§ **Task brief**: Across the material below, how many lines contain the word "length"? Respond with the number only.

§ **Entries provided**:

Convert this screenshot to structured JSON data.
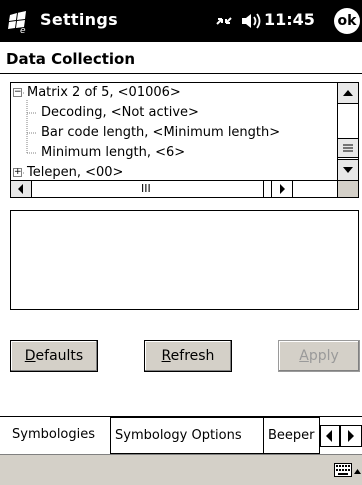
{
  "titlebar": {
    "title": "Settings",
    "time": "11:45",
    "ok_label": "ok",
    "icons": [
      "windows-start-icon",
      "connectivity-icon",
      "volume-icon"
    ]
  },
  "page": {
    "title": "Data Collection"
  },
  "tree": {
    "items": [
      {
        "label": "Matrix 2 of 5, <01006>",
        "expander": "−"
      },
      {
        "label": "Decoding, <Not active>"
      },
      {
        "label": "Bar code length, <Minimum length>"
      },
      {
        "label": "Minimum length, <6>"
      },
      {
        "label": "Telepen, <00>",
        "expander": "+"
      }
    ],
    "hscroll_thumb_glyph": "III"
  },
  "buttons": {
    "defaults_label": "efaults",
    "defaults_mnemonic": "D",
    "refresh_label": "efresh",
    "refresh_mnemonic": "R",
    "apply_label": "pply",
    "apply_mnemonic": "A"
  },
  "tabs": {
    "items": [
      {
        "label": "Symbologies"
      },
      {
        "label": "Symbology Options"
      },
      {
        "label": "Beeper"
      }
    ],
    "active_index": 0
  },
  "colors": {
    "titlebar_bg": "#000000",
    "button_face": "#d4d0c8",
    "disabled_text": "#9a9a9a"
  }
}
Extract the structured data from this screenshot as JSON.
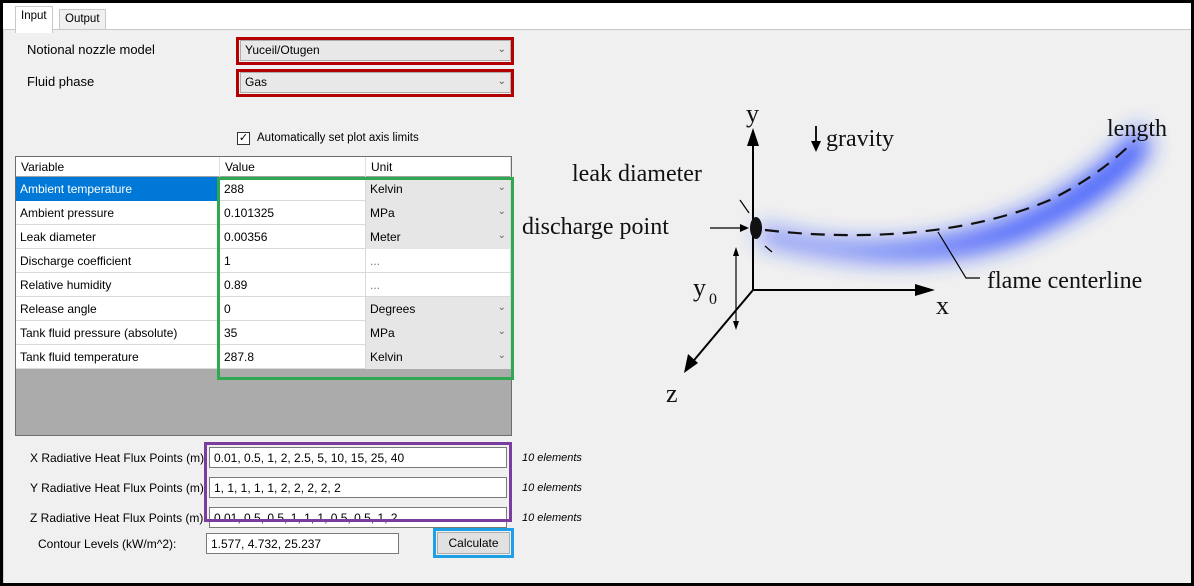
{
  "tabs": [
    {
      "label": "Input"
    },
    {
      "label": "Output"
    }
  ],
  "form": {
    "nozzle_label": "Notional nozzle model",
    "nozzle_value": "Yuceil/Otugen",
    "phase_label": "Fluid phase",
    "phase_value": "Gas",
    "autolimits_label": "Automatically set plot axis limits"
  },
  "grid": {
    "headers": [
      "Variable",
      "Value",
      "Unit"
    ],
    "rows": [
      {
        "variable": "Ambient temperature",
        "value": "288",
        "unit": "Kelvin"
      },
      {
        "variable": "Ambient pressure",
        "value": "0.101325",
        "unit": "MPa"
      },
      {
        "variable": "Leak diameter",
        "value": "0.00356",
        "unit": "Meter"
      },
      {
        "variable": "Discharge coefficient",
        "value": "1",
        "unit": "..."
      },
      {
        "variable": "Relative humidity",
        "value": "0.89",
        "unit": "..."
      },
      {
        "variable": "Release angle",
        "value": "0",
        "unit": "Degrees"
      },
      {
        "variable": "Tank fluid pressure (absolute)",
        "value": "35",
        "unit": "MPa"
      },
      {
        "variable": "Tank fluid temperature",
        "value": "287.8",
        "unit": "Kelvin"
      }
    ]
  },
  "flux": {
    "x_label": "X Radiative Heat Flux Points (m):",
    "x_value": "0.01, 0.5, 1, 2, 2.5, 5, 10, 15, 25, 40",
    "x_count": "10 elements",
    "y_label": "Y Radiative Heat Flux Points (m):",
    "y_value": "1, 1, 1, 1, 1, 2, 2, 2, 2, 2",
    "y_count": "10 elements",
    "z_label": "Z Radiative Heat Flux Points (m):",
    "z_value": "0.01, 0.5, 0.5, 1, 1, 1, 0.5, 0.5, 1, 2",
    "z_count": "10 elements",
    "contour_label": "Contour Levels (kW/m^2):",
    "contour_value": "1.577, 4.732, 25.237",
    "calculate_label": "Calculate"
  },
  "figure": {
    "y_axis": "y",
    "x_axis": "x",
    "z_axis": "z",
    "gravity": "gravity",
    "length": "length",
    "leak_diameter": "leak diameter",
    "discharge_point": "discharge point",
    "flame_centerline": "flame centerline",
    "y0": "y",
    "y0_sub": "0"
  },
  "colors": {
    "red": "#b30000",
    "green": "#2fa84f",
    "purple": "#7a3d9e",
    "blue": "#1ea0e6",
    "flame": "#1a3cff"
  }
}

§ **Output**: 3